┌──
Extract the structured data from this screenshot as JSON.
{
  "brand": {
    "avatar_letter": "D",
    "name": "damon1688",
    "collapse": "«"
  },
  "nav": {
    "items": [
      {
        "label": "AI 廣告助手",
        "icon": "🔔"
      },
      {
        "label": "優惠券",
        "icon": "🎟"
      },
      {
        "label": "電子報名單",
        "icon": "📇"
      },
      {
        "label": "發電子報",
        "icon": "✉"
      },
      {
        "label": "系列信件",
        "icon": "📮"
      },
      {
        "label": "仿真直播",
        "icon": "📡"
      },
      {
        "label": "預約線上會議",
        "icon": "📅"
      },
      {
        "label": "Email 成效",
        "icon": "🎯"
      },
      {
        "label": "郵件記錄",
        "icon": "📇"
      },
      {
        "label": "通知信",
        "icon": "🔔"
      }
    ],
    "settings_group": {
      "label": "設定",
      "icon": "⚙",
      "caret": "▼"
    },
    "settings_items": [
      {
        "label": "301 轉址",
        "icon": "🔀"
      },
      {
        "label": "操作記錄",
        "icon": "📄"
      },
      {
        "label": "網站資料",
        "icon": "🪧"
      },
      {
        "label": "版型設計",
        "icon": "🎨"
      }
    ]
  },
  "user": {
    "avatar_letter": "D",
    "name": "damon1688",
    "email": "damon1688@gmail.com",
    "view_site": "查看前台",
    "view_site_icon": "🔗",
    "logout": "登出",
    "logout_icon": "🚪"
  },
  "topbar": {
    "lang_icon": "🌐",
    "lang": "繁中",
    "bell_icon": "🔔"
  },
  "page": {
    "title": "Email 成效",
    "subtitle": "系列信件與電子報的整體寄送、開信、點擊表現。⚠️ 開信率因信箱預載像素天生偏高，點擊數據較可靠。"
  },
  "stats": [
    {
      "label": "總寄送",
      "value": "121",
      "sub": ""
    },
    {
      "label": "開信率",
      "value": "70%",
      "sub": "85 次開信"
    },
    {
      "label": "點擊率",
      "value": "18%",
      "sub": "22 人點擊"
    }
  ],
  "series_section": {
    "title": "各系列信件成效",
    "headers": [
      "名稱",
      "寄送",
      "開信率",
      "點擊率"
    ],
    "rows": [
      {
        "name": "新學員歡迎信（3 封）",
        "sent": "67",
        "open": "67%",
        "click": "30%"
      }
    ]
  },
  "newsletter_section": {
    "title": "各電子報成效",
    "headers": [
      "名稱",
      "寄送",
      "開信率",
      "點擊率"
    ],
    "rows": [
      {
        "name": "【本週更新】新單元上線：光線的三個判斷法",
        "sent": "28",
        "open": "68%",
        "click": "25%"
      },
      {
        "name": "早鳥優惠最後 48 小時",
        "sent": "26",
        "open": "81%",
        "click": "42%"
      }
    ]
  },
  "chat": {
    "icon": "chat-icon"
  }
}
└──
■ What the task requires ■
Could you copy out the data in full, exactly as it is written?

■ Task answer ■
Extract the structured data from this screenshot as JSON.
{
  "brand": {
    "avatar_letter": "D",
    "name": "damon1688",
    "collapse": "«"
  },
  "nav": {
    "items": [
      {
        "label": "AI 廣告助手",
        "icon": "🔔"
      },
      {
        "label": "優惠券",
        "icon": "🎟"
      },
      {
        "label": "電子報名單",
        "icon": "📇"
      },
      {
        "label": "發電子報",
        "icon": "✉"
      },
      {
        "label": "系列信件",
        "icon": "📮"
      },
      {
        "label": "仿真直播",
        "icon": "📡"
      },
      {
        "label": "預約線上會議",
        "icon": "📅"
      },
      {
        "label": "Email 成效",
        "icon": "🎯"
      },
      {
        "label": "郵件記錄",
        "icon": "📇"
      },
      {
        "label": "通知信",
        "icon": "🔔"
      }
    ],
    "settings_group": {
      "label": "設定",
      "icon": "⚙",
      "caret": "▼"
    },
    "settings_items": [
      {
        "label": "301 轉址",
        "icon": "🔀"
      },
      {
        "label": "操作記錄",
        "icon": "📄"
      },
      {
        "label": "網站資料",
        "icon": "🪧"
      },
      {
        "label": "版型設計",
        "icon": "🎨"
      }
    ]
  },
  "user": {
    "avatar_letter": "D",
    "name": "damon1688",
    "email": "damon1688@gmail.com",
    "view_site": "查看前台",
    "view_site_icon": "🔗",
    "logout": "登出",
    "logout_icon": "🚪"
  },
  "topbar": {
    "lang_icon": "🌐",
    "lang": "繁中",
    "bell_icon": "🔔"
  },
  "page": {
    "title": "Email 成效",
    "subtitle": "系列信件與電子報的整體寄送、開信、點擊表現。⚠️ 開信率因信箱預載像素天生偏高，點擊數據較可靠。"
  },
  "stats": [
    {
      "label": "總寄送",
      "value": "121",
      "sub": ""
    },
    {
      "label": "開信率",
      "value": "70%",
      "sub": "85 次開信"
    },
    {
      "label": "點擊率",
      "value": "18%",
      "sub": "22 人點擊"
    }
  ],
  "series_section": {
    "title": "各系列信件成效",
    "headers": [
      "名稱",
      "寄送",
      "開信率",
      "點擊率"
    ],
    "rows": [
      {
        "name": "新學員歡迎信（3 封）",
        "sent": "67",
        "open": "67%",
        "click": "30%"
      }
    ]
  },
  "newsletter_section": {
    "title": "各電子報成效",
    "headers": [
      "名稱",
      "寄送",
      "開信率",
      "點擊率"
    ],
    "rows": [
      {
        "name": "【本週更新】新單元上線：光線的三個判斷法",
        "sent": "28",
        "open": "68%",
        "click": "25%"
      },
      {
        "name": "早鳥優惠最後 48 小時",
        "sent": "26",
        "open": "81%",
        "click": "42%"
      }
    ]
  },
  "chat": {
    "icon": "chat-icon"
  }
}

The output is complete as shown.